Orion reacquired NASA’s Deep Space Network signal at 7:59 a.m., EST, after successfully performing the outbound powered flyby burn at 7:44 a.m., EST, with a firing of the orbital maneuvering system engine for 2 minutes and 30 seconds to accelerate the spacecraft at a rate of more than 580 mph.
At the time of the burn, Orion was 328 miles above the Moon, traveling at 5,023 mph. Shortly after the burn, Orion passed 81 miles above the Moon, traveling at 5,102 mph. At the time of the lunar flyby, Orion was more than 230,000 miles from Earth.
The outbound powered flyby burn is the first of two maneuvers required to enter the distant retrograde orbit around the Moon. The spacecraft will perform the distant retrograde orbit insertion burn Nov. 25, using the European Service Module. Orion will remain in this orbit for about a week to test spacecraft systems. The distant retrograde will take Orion 40,000 miles past the Moon before it returns to Earth. Orion’s greatest distance from the Earth will be Nov. 28 at more than 268,500 miles. Orion’s greatest distance from the Moon will be on Nov. 25, at more than 57,250 miles.
The Deep Space Network, managed by NASA’s Jet Propulsion Laboratory in Southern California, handles communications for Artemis I beyond low-Earth orbit. This includes the mission’s trajectory corrections, powered flyby burns, and insertion into and departure from distant retrograde orbit, while the Near Space Network provides supplemental navigation data with assistance from the Near Space Network’s tracking and data relay satellite constellation.
The Deep Space Network consists of three facilities spaced equidistant from each other — approximately 120 degrees apart in longitude around the world. These sites are at Goldstone, near Barstow, Calif.; near Madrid, Spain; and near Canberra, Australia. The strategic placement of these sites permits constant communication with spacecraft as our planet rotates — before a distant spacecraft sinks below the horizon at one site, another site can pick up the signal and carry on communicating.

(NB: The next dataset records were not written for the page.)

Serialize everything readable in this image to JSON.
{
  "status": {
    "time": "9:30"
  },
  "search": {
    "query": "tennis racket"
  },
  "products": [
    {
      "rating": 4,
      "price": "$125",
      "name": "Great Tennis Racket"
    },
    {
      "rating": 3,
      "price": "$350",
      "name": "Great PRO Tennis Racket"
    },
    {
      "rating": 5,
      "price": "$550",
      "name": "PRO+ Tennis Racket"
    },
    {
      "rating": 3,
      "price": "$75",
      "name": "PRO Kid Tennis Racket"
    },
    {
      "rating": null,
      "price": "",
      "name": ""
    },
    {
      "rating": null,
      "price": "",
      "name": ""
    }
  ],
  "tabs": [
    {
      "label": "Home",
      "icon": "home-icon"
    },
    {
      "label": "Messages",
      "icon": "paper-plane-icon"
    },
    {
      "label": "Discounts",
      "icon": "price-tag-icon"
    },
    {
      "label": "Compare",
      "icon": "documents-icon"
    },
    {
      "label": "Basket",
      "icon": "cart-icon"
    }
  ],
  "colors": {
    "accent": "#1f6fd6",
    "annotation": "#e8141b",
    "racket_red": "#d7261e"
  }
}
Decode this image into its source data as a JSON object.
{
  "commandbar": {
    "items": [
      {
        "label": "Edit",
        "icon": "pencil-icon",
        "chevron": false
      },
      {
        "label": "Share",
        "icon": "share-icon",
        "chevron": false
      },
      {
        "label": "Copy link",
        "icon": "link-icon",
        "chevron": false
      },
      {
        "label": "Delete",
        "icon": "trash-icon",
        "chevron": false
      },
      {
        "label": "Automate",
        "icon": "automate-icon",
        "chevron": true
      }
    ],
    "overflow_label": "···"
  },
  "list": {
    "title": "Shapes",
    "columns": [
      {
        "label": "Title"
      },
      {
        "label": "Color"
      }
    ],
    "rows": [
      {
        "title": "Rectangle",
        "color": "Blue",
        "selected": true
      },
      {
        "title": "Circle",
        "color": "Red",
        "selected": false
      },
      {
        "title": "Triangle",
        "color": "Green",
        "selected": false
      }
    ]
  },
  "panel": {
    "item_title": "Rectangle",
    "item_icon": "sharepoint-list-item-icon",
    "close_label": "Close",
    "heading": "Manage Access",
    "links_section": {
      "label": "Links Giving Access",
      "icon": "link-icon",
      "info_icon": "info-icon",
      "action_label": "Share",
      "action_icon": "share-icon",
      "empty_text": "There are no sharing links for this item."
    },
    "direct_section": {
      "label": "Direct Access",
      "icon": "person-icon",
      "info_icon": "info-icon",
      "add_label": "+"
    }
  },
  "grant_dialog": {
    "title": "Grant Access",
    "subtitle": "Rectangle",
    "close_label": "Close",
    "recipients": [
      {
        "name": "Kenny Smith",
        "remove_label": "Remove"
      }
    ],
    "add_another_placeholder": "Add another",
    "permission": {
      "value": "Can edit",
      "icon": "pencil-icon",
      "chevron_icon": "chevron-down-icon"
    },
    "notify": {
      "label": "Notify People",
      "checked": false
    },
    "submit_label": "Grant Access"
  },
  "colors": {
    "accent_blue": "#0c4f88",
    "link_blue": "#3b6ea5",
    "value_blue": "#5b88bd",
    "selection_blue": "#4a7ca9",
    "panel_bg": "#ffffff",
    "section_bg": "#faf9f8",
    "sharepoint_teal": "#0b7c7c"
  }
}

Orion initially regained signal with the Madrid ground station after the lunar flyby and then transitioned signal to the Goldstone station.